▸ **To do**
Every record below should be written out exactly; pictures stay out.

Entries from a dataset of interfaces
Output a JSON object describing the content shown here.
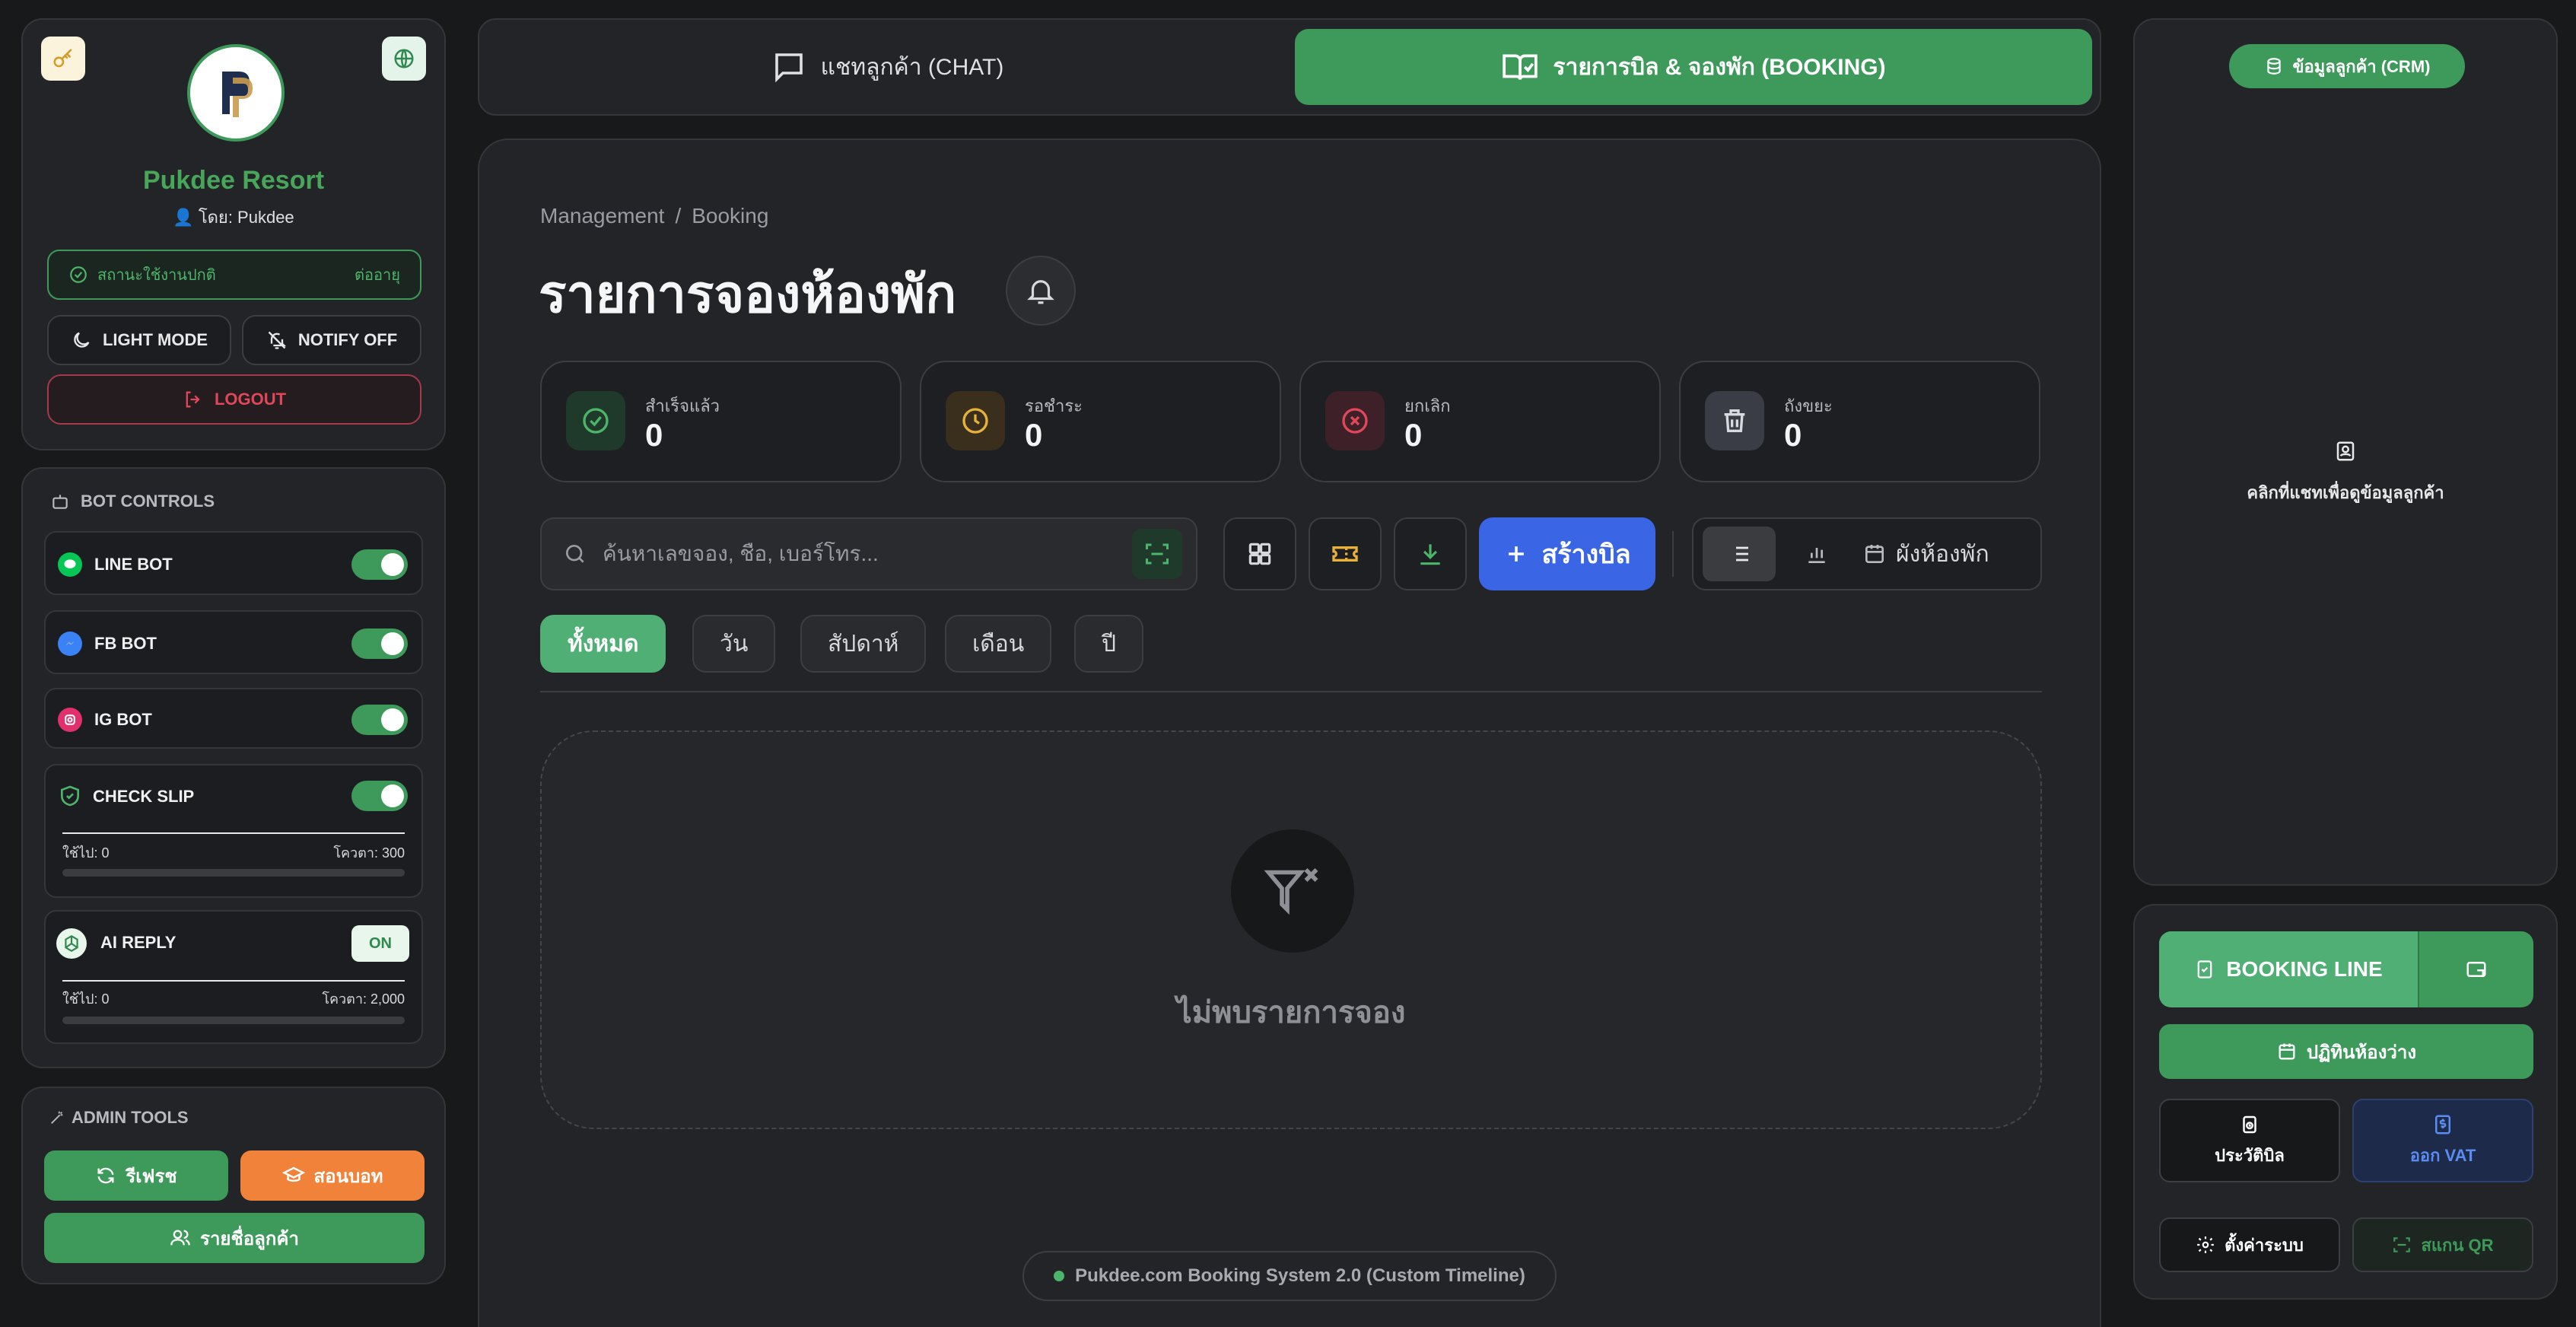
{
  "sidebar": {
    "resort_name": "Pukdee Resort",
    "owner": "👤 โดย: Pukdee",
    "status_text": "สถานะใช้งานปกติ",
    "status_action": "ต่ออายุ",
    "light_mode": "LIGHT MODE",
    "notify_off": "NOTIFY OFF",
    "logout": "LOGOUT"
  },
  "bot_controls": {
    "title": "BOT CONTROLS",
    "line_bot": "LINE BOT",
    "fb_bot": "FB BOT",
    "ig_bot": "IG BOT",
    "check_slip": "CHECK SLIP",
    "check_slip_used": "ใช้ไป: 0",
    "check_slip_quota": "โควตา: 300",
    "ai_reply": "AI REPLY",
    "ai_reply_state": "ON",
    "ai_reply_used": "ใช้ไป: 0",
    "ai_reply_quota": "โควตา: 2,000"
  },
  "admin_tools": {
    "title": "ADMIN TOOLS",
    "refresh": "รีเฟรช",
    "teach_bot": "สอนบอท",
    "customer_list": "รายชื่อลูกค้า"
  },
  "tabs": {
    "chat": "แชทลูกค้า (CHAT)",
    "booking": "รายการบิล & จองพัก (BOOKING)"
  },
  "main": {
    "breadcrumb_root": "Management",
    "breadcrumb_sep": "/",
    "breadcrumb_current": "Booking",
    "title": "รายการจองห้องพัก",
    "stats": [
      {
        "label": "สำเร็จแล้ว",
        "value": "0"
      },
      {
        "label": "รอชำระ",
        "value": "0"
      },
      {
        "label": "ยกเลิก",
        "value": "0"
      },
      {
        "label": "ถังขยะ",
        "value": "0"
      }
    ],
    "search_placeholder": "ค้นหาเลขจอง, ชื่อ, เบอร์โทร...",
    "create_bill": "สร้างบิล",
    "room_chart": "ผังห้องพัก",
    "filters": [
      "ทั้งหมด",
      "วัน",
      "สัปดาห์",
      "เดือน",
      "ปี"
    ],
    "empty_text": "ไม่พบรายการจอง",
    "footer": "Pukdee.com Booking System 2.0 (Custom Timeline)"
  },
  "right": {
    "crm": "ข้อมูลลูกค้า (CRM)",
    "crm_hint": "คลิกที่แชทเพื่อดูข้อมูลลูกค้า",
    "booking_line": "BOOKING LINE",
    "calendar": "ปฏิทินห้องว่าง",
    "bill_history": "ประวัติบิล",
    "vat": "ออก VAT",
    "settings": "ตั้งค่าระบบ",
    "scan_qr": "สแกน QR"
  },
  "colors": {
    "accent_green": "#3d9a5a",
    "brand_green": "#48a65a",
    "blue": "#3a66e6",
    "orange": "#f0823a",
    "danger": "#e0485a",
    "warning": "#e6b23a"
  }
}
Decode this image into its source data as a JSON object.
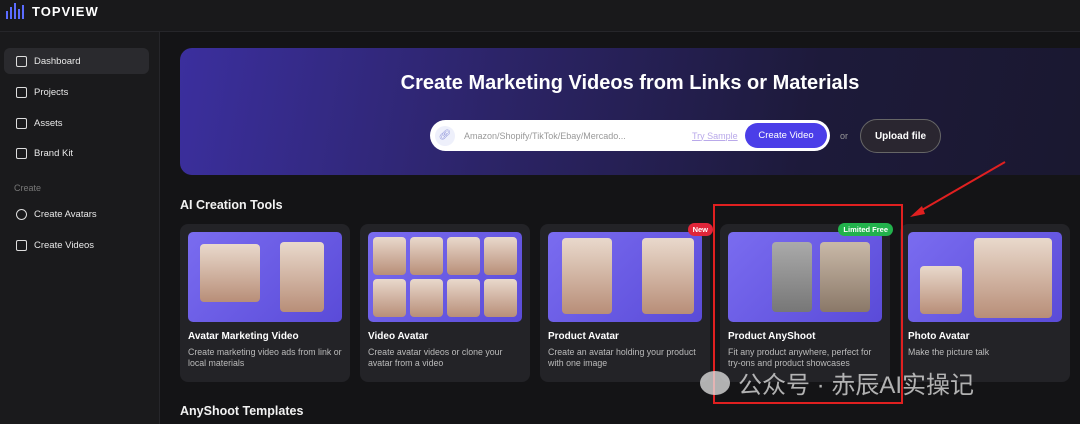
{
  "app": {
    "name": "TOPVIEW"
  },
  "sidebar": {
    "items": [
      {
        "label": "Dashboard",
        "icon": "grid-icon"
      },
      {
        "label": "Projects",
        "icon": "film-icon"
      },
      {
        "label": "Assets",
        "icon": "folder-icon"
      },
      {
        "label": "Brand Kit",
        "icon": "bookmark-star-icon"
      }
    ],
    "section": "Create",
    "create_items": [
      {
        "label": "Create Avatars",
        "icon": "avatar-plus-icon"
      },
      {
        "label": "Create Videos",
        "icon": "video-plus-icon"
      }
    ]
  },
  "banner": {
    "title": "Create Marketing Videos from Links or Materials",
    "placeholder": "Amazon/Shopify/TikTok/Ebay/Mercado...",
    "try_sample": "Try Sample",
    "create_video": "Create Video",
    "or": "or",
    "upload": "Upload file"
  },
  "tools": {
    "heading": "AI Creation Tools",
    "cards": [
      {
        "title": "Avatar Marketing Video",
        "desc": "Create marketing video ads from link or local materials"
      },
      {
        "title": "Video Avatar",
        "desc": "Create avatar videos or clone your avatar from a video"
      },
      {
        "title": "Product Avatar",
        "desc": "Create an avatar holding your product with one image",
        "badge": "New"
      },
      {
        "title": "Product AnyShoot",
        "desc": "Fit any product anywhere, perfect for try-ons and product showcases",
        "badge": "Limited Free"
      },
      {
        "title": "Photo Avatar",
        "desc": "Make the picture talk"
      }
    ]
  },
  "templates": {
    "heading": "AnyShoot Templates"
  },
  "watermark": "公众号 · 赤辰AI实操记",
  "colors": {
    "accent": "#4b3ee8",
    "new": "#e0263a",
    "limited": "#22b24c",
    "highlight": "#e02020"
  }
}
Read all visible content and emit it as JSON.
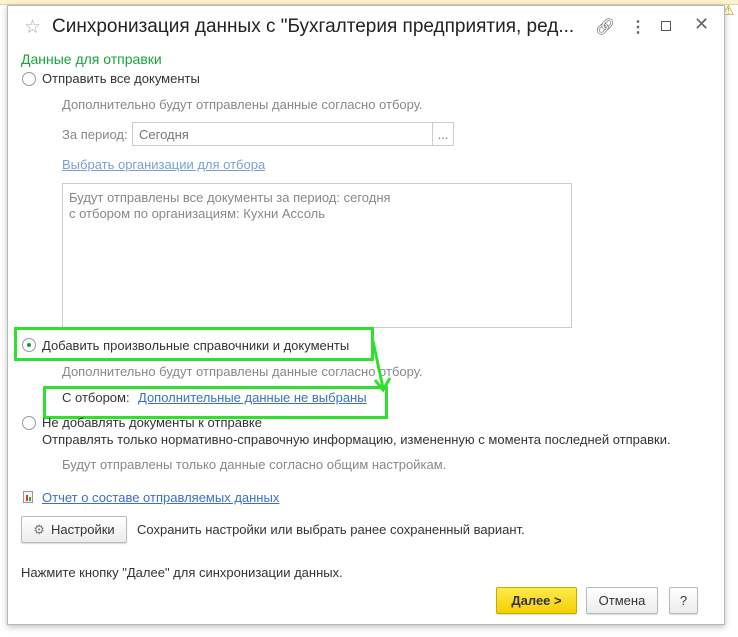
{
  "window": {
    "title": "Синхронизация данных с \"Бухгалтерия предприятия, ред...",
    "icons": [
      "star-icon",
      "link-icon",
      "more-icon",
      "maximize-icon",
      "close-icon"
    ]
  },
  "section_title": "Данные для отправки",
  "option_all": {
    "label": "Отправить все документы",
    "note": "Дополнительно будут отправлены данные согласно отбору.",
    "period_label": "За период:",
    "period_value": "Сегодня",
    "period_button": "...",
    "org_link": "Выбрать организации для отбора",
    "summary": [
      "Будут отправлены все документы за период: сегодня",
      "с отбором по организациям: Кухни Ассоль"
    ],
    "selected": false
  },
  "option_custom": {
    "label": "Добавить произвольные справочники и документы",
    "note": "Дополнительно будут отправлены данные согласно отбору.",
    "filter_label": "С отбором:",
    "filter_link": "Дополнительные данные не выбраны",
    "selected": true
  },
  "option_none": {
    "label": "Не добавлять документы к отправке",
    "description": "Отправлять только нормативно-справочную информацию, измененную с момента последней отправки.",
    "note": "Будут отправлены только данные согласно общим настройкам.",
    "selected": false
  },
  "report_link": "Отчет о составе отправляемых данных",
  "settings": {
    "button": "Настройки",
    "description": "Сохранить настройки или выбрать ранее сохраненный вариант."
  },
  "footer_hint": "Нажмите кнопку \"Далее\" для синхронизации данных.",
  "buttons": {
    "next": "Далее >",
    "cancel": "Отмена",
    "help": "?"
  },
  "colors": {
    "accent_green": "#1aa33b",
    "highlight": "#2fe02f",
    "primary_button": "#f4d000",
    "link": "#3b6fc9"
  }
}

▸ **Reply to the exercise**
Output a JSON object describing the content shown here.
{
  "sidebar": {
    "resort_name": "Pukdee Resort",
    "owner": "👤 โดย: Pukdee",
    "status_text": "สถานะใช้งานปกติ",
    "status_action": "ต่ออายุ",
    "light_mode": "LIGHT MODE",
    "notify_off": "NOTIFY OFF",
    "logout": "LOGOUT"
  },
  "bot_controls": {
    "title": "BOT CONTROLS",
    "line_bot": "LINE BOT",
    "fb_bot": "FB BOT",
    "ig_bot": "IG BOT",
    "check_slip": "CHECK SLIP",
    "check_slip_used": "ใช้ไป: 0",
    "check_slip_quota": "โควตา: 300",
    "ai_reply": "AI REPLY",
    "ai_reply_state": "ON",
    "ai_reply_used": "ใช้ไป: 0",
    "ai_reply_quota": "โควตา: 2,000"
  },
  "admin_tools": {
    "title": "ADMIN TOOLS",
    "refresh": "รีเฟรช",
    "teach_bot": "สอนบอท",
    "customer_list": "รายชื่อลูกค้า"
  },
  "tabs": {
    "chat": "แชทลูกค้า (CHAT)",
    "booking": "รายการบิล & จองพัก (BOOKING)"
  },
  "main": {
    "breadcrumb_root": "Management",
    "breadcrumb_sep": "/",
    "breadcrumb_current": "Booking",
    "title": "รายการจองห้องพัก",
    "stats": [
      {
        "label": "สำเร็จแล้ว",
        "value": "0"
      },
      {
        "label": "รอชำระ",
        "value": "0"
      },
      {
        "label": "ยกเลิก",
        "value": "0"
      },
      {
        "label": "ถังขยะ",
        "value": "0"
      }
    ],
    "search_placeholder": "ค้นหาเลขจอง, ชื่อ, เบอร์โทร...",
    "create_bill": "สร้างบิล",
    "room_chart": "ผังห้องพัก",
    "filters": [
      "ทั้งหมด",
      "วัน",
      "สัปดาห์",
      "เดือน",
      "ปี"
    ],
    "empty_text": "ไม่พบรายการจอง",
    "footer": "Pukdee.com Booking System 2.0 (Custom Timeline)"
  },
  "right": {
    "crm": "ข้อมูลลูกค้า (CRM)",
    "crm_hint": "คลิกที่แชทเพื่อดูข้อมูลลูกค้า",
    "booking_line": "BOOKING LINE",
    "calendar": "ปฏิทินห้องว่าง",
    "bill_history": "ประวัติบิล",
    "vat": "ออก VAT",
    "settings": "ตั้งค่าระบบ",
    "scan_qr": "สแกน QR"
  },
  "colors": {
    "accent_green": "#3d9a5a",
    "brand_green": "#48a65a",
    "blue": "#3a66e6",
    "orange": "#f0823a",
    "danger": "#e0485a",
    "warning": "#e6b23a"
  }
}
Decode this image into its source data as a JSON object.
{
  "app": {
    "name": "TOPVIEW"
  },
  "sidebar": {
    "items": [
      {
        "label": "Dashboard",
        "icon": "grid-icon"
      },
      {
        "label": "Projects",
        "icon": "film-icon"
      },
      {
        "label": "Assets",
        "icon": "folder-icon"
      },
      {
        "label": "Brand Kit",
        "icon": "bookmark-star-icon"
      }
    ],
    "section": "Create",
    "create_items": [
      {
        "label": "Create Avatars",
        "icon": "avatar-plus-icon"
      },
      {
        "label": "Create Videos",
        "icon": "video-plus-icon"
      }
    ]
  },
  "banner": {
    "title": "Create Marketing Videos from Links or Materials",
    "placeholder": "Amazon/Shopify/TikTok/Ebay/Mercado...",
    "try_sample": "Try Sample",
    "create_video": "Create Video",
    "or": "or",
    "upload": "Upload file"
  },
  "tools": {
    "heading": "AI Creation Tools",
    "cards": [
      {
        "title": "Avatar Marketing Video",
        "desc": "Create marketing video ads from link or local materials"
      },
      {
        "title": "Video Avatar",
        "desc": "Create avatar videos or clone your avatar from a video"
      },
      {
        "title": "Product Avatar",
        "desc": "Create an avatar holding your product with one image",
        "badge": "New"
      },
      {
        "title": "Product AnyShoot",
        "desc": "Fit any product anywhere, perfect for try-ons and product showcases",
        "badge": "Limited Free"
      },
      {
        "title": "Photo Avatar",
        "desc": "Make the picture talk"
      }
    ]
  },
  "templates": {
    "heading": "AnyShoot Templates"
  },
  "watermark": "公众号 · 赤辰AI实操记",
  "colors": {
    "accent": "#4b3ee8",
    "new": "#e0263a",
    "limited": "#22b24c",
    "highlight": "#e02020"
  }
}
Read all visible content and emit it as JSON.
{
  "window": {
    "title": "Синхронизация данных с \"Бухгалтерия предприятия, ред...",
    "icons": [
      "star-icon",
      "link-icon",
      "more-icon",
      "maximize-icon",
      "close-icon"
    ]
  },
  "section_title": "Данные для отправки",
  "option_all": {
    "label": "Отправить все документы",
    "note": "Дополнительно будут отправлены данные согласно отбору.",
    "period_label": "За период:",
    "period_value": "Сегодня",
    "period_button": "...",
    "org_link": "Выбрать организации для отбора",
    "summary": [
      "Будут отправлены все документы за период: сегодня",
      "с отбором по организациям: Кухни Ассоль"
    ],
    "selected": false
  },
  "option_custom": {
    "label": "Добавить произвольные справочники и документы",
    "note": "Дополнительно будут отправлены данные согласно отбору.",
    "filter_label": "С отбором:",
    "filter_link": "Дополнительные данные не выбраны",
    "selected": true
  },
  "option_none": {
    "label": "Не добавлять документы к отправке",
    "description": "Отправлять только нормативно-справочную информацию, измененную с момента последней отправки.",
    "note": "Будут отправлены только данные согласно общим настройкам.",
    "selected": false
  },
  "report_link": "Отчет о составе отправляемых данных",
  "settings": {
    "button": "Настройки",
    "description": "Сохранить настройки или выбрать ранее сохраненный вариант."
  },
  "footer_hint": "Нажмите кнопку \"Далее\" для синхронизации данных.",
  "buttons": {
    "next": "Далее >",
    "cancel": "Отмена",
    "help": "?"
  },
  "colors": {
    "accent_green": "#1aa33b",
    "highlight": "#2fe02f",
    "primary_button": "#f4d000",
    "link": "#3b6fc9"
  }
}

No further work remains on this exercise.